## WHAT IS EXPECTED
Print each entry below precisely as it reads.

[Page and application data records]
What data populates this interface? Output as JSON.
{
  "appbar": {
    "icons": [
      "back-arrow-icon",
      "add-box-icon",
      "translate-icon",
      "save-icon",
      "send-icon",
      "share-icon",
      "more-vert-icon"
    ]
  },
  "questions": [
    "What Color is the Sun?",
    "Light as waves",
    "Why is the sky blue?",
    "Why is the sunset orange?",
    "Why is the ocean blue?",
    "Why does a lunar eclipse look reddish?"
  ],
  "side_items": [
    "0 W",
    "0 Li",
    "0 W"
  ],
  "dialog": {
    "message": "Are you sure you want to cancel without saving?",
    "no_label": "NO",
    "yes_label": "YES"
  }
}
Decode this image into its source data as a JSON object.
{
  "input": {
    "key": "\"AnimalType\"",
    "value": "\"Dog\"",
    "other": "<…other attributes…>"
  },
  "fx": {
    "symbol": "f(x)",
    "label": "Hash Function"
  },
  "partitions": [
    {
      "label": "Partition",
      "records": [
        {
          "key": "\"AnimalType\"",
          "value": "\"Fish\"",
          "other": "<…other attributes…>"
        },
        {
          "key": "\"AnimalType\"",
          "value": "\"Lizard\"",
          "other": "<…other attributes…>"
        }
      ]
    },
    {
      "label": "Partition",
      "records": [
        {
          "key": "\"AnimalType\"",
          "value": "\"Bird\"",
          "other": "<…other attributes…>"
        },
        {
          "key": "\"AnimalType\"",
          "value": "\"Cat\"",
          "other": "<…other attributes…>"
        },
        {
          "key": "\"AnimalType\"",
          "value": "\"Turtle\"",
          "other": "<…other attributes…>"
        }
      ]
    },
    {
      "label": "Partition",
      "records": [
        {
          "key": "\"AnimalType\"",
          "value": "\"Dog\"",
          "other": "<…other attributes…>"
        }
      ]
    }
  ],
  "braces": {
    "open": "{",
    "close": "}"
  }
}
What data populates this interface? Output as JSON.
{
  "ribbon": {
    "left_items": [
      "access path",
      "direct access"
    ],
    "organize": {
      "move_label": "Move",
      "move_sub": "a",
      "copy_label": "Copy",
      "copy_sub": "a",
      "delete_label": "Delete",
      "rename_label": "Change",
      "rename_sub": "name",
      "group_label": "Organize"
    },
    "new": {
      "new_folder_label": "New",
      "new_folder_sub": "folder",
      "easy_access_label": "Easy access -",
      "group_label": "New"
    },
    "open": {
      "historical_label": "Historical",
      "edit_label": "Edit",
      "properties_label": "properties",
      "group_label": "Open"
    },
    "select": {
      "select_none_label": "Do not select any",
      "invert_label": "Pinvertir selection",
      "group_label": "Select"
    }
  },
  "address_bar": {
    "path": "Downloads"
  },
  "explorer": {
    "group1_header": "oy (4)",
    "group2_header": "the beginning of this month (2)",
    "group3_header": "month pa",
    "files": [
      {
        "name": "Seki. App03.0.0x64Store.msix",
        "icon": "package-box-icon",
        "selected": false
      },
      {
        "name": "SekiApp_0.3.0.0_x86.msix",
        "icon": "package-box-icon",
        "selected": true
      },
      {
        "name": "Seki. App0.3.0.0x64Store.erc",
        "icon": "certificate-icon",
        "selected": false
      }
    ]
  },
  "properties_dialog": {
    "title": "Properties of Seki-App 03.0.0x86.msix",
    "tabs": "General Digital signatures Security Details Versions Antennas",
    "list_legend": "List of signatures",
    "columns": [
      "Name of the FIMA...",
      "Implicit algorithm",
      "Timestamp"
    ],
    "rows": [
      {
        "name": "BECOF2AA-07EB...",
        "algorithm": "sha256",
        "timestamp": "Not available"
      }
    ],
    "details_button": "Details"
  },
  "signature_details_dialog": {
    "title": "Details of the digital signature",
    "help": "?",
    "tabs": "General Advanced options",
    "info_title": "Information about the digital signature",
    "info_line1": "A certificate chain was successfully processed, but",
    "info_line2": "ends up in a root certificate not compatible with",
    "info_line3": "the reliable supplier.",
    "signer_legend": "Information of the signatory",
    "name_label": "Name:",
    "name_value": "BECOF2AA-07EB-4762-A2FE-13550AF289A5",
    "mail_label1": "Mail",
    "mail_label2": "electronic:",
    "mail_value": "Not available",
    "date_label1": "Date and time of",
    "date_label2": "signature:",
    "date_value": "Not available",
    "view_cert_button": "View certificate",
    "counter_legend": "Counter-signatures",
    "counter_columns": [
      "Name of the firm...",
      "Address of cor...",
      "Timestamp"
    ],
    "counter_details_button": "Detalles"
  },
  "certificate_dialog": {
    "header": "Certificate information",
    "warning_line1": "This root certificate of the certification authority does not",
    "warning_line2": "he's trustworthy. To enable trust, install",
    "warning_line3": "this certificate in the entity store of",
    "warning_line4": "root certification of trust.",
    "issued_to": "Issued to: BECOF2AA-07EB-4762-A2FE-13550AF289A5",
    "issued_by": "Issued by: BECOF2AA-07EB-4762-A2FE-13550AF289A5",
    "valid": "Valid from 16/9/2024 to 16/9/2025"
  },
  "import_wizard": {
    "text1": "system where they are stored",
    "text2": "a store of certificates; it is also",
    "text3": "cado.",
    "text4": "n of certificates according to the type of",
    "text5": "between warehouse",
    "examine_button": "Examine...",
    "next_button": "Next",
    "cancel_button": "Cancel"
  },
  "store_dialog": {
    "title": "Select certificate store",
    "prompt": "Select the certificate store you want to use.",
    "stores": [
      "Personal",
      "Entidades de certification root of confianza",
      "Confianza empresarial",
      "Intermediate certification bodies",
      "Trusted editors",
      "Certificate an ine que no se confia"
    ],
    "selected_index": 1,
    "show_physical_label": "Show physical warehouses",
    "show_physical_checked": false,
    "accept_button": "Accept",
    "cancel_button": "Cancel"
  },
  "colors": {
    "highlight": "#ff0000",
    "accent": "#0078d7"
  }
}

## FINAL ANSWER
What data populates this interface? Output as JSON.
{
  "appbar": {
    "icons": [
      "back-arrow-icon",
      "add-box-icon",
      "translate-icon",
      "save-icon",
      "send-icon",
      "share-icon",
      "more-vert-icon"
    ]
  },
  "questions": [
    "What Color is the Sun?",
    "Light as waves",
    "Why is the sky blue?",
    "Why is the sunset orange?",
    "Why is the ocean blue?",
    "Why does a lunar eclipse look reddish?"
  ],
  "side_items": [
    "0 W",
    "0 Li",
    "0 W"
  ],
  "dialog": {
    "message": "Are you sure you want to cancel without saving?",
    "no_label": "NO",
    "yes_label": "YES"
  }
}
Decode this image into its source data as a JSON object.
{
  "input": {
    "key": "\"AnimalType\"",
    "value": "\"Dog\"",
    "other": "<…other attributes…>"
  },
  "fx": {
    "symbol": "f(x)",
    "label": "Hash Function"
  },
  "partitions": [
    {
      "label": "Partition",
      "records": [
        {
          "key": "\"AnimalType\"",
          "value": "\"Fish\"",
          "other": "<…other attributes…>"
        },
        {
          "key": "\"AnimalType\"",
          "value": "\"Lizard\"",
          "other": "<…other attributes…>"
        }
      ]
    },
    {
      "label": "Partition",
      "records": [
        {
          "key": "\"AnimalType\"",
          "value": "\"Bird\"",
          "other": "<…other attributes…>"
        },
        {
          "key": "\"AnimalType\"",
          "value": "\"Cat\"",
          "other": "<…other attributes…>"
        },
        {
          "key": "\"AnimalType\"",
          "value": "\"Turtle\"",
          "other": "<…other attributes…>"
        }
      ]
    },
    {
      "label": "Partition",
      "records": [
        {
          "key": "\"AnimalType\"",
          "value": "\"Dog\"",
          "other": "<…other attributes…>"
        }
      ]
    }
  ],
  "braces": {
    "open": "{",
    "close": "}"
  }
}
What data populates this interface? Output as JSON.
{
  "ribbon": {
    "left_items": [
      "access path",
      "direct access"
    ],
    "organize": {
      "move_label": "Move",
      "move_sub": "a",
      "copy_label": "Copy",
      "copy_sub": "a",
      "delete_label": "Delete",
      "rename_label": "Change",
      "rename_sub": "name",
      "group_label": "Organize"
    },
    "new": {
      "new_folder_label": "New",
      "new_folder_sub": "folder",
      "easy_access_label": "Easy access -",
      "group_label": "New"
    },
    "open": {
      "historical_label": "Historical",
      "edit_label": "Edit",
      "properties_label": "properties",
      "group_label": "Open"
    },
    "select": {
      "select_none_label": "Do not select any",
      "invert_label": "Pinvertir selection",
      "group_label": "Select"
    }
  },
  "address_bar": {
    "path": "Downloads"
  },
  "explorer": {
    "group1_header": "oy (4)",
    "group2_header": "the beginning of this month (2)",
    "group3_header": "month pa",
    "files": [
      {
        "name": "Seki. App03.0.0x64Store.msix",
        "icon": "package-box-icon",
        "selected": false
      },
      {
        "name": "SekiApp_0.3.0.0_x86.msix",
        "icon": "package-box-icon",
        "selected": true
      },
      {
        "name": "Seki. App0.3.0.0x64Store.erc",
        "icon": "certificate-icon",
        "selected": false
      }
    ]
  },
  "properties_dialog": {
    "title": "Properties of Seki-App 03.0.0x86.msix",
    "tabs": "General Digital signatures Security Details Versions Antennas",
    "list_legend": "List of signatures",
    "columns": [
      "Name of the FIMA...",
      "Implicit algorithm",
      "Timestamp"
    ],
    "rows": [
      {
        "name": "BECOF2AA-07EB...",
        "algorithm": "sha256",
        "timestamp": "Not available"
      }
    ],
    "details_button": "Details"
  },
  "signature_details_dialog": {
    "title": "Details of the digital signature",
    "help": "?",
    "tabs": "General Advanced options",
    "info_title": "Information about the digital signature",
    "info_line1": "A certificate chain was successfully processed, but",
    "info_line2": "ends up in a root certificate not compatible with",
    "info_line3": "the reliable supplier.",
    "signer_legend": "Information of the signatory",
    "name_label": "Name:",
    "name_value": "BECOF2AA-07EB-4762-A2FE-13550AF289A5",
    "mail_label1": "Mail",
    "mail_label2": "electronic:",
    "mail_value": "Not available",
    "date_label1": "Date and time of",
    "date_label2": "signature:",
    "date_value": "Not available",
    "view_cert_button": "View certificate",
    "counter_legend": "Counter-signatures",
    "counter_columns": [
      "Name of the firm...",
      "Address of cor...",
      "Timestamp"
    ],
    "counter_details_button": "Detalles"
  },
  "certificate_dialog": {
    "header": "Certificate information",
    "warning_line1": "This root certificate of the certification authority does not",
    "warning_line2": "he's trustworthy. To enable trust, install",
    "warning_line3": "this certificate in the entity store of",
    "warning_line4": "root certification of trust.",
    "issued_to": "Issued to: BECOF2AA-07EB-4762-A2FE-13550AF289A5",
    "issued_by": "Issued by: BECOF2AA-07EB-4762-A2FE-13550AF289A5",
    "valid": "Valid from 16/9/2024 to 16/9/2025"
  },
  "import_wizard": {
    "text1": "system where they are stored",
    "text2": "a store of certificates; it is also",
    "text3": "cado.",
    "text4": "n of certificates according to the type of",
    "text5": "between warehouse",
    "examine_button": "Examine...",
    "next_button": "Next",
    "cancel_button": "Cancel"
  },
  "store_dialog": {
    "title": "Select certificate store",
    "prompt": "Select the certificate store you want to use.",
    "stores": [
      "Personal",
      "Entidades de certification root of confianza",
      "Confianza empresarial",
      "Intermediate certification bodies",
      "Trusted editors",
      "Certificate an ine que no se confia"
    ],
    "selected_index": 1,
    "show_physical_label": "Show physical warehouses",
    "show_physical_checked": false,
    "accept_button": "Accept",
    "cancel_button": "Cancel"
  },
  "colors": {
    "highlight": "#ff0000",
    "accent": "#0078d7"
  }
}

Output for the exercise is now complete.